You’re ready to get started with writing workshop, but you have one nagging question looming in the back of your mind: What is the rest of the class doing while you’re holding student conferences? Fear not! Here are some ideas for how to manage your class during writing workshop.
Students should understand completely the routines and protocol of your classroom. Make sure your students know what to do if:
- they need to use the rest room
- they have a question about what they are doing
- what to do when they have finished a task
Just like at the start of the school year, you’ll want to teach routines. Spend a few days with workshop running prior to even conferencing with students. This will assure they will have you available to redirect them.
Do they know what to do?
Make sure your students are clear on what they are required to do each day you have workshop.
Generally, I find it easiest to start with a mini lesson and quick task that students can complete to practice a particular writing skill or strategy. That’s the first activity of the workshop. Then, I list a series of writing tasks that they should be working on. You can use a hierarchy of tasks — so the most pressing items will be at the top of the list.
For example, your mini lesson might be about sentence variety. The task of the day is for your students to revise a piece of their own writing to show sentence variety. What’s next? Provide a list on your white board.
It might look like this:
- complete the mini lesson task for today
- work on/ complete the first draft of your narrative
- choose one paragraph of your narrative and review the sentence variety. Can you improve it? Add your revisions to your draft.
- choose three vocabulary words from this week’s word study. Create a three panel cartoon strip using those words.
You’ll notice that the items at the top of the list are more important in having students move toward a completed writing assignment (in this case a narrative). I think of the last item in the list of tasks as a “dessert.” If students had their way, they’d go for the cartoon — since drawing is such fun! If students work their way through the list, they will make progress on their writing tasks, apply the new skill learned, and gain writing confidence.
You can use choice boards, journal prompts, mentor sentences or other writing activities as options.
You can leave the same list up for several days, just making sure that you are monitoring progress.
An important note:
Be sure that the work your students complete during workshop is meaningful and important! Students know when they are simply given busy work.
This is key! We know that our students can “work” diligently with their heads down, looking like they are working like dogs — yet — not!
Using an exit card at the end of each workshop class helps you keep tabs on what students are doing — and lets them know that you will be checking on their progress.

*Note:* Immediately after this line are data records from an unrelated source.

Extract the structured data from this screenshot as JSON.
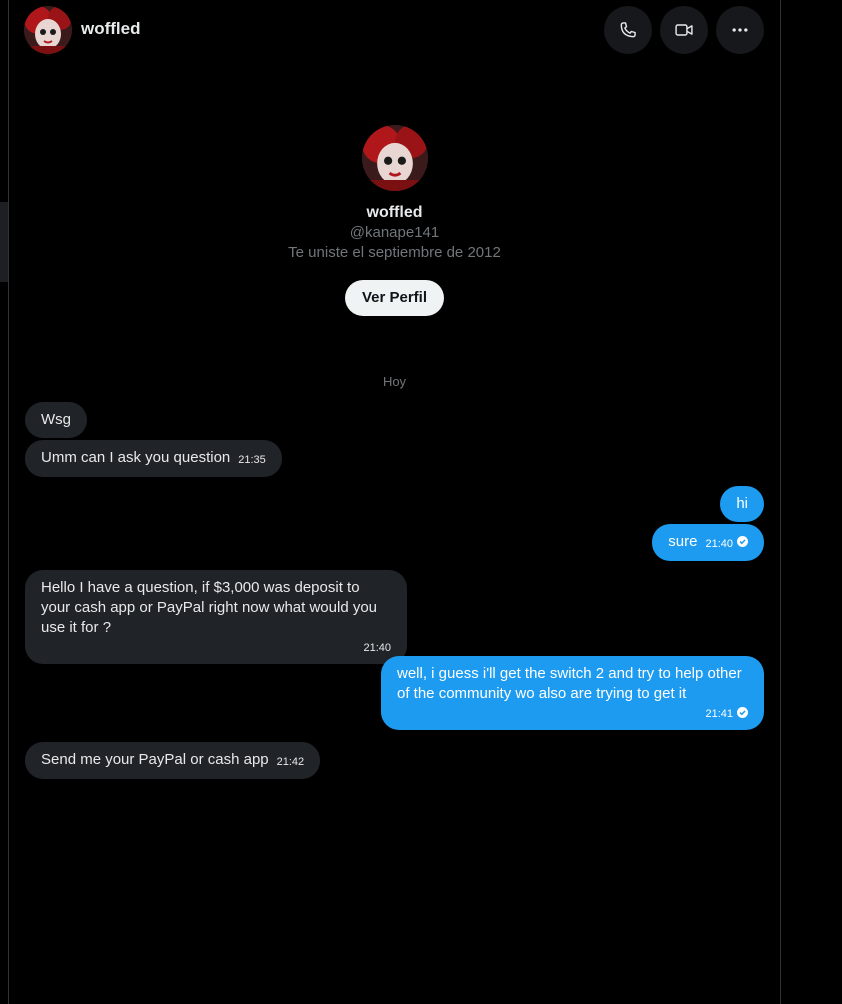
{
  "header": {
    "name": "woffled",
    "icons": [
      "phone-icon",
      "video-icon",
      "more-icon"
    ]
  },
  "profile": {
    "name": "woffled",
    "handle": "@kanape141",
    "joined": "Te uniste el septiembre de 2012",
    "button_label": "Ver Perfil"
  },
  "date_separator": "Hoy",
  "messages": [
    {
      "dir": "in",
      "text": "Wsg",
      "time": ""
    },
    {
      "dir": "in",
      "text": "Umm can I ask you question",
      "time": "21:35"
    },
    {
      "dir": "out",
      "text": "hi",
      "time": ""
    },
    {
      "dir": "out",
      "text": "sure",
      "time": "21:40"
    },
    {
      "dir": "in",
      "text": "Hello I have a question, if $3,000 was deposit to your cash app or PayPal right now what would you use it for ?",
      "time": "21:40"
    },
    {
      "dir": "out",
      "text": "well, i guess i'll get the switch 2 and try to help other of the community wo also are trying to get it",
      "time": "21:41"
    },
    {
      "dir": "in",
      "text": "Send me your PayPal or cash app",
      "time": "21:42"
    }
  ],
  "colors": {
    "background": "#000000",
    "incoming_bubble": "#202327",
    "outgoing_bubble": "#1d9bf0",
    "secondary_text": "#71767b"
  }
}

You don’t have to use exit cards, though. Students can provide you with their mini lesson task of the day, a draft of a paper, a piece of revision, or just an index card with a “workshop report” jotted down on it.
Student accountability is also improved with timelines. Hold your students to due dates. This helps them stay focused, and it will help writing assignments get finished. (Haven’t we all be stuck in the writing assignment that never ends?!) Depending on your class, it can be helpful for the timeline to be on the short side — it will put a little energy behind their work!
If you don’t already know, I am a huge proponent for checklists! They are fabulous time savers and a wonderful way for you to keep track of your students’ progress on any number of things.
Checklists are a perfect addition to writing workshop. Use them to:
- check when and how often you conference with students
- monitor student progress on project
- on-demand formative assessments
- behavior notations
I especially love them for keeping track on how often you conference with students. It’s easy to spend lots of time with a handful of students and barely any with others. By keeping track on a checklist, you’ll be sure to meet with all of your students.
When your students notice that you’re making notations on your clipboard (even if you just pretend to!), they will pay attention to their work in class! Plus, you are gathering data on your students’ work habits, which means you’ll be able to help them adjust how they spend their time in class.
The primary activity that your students should be engaged in during writing workshop should be, of course, writing. If you place a priority on writing, honor the time your students are working, encourage and engage them in the very difficult and very real process of writing, your students will value the time in workshop as well and grow as writers.
What other ideas do you have for student activity during workshop time?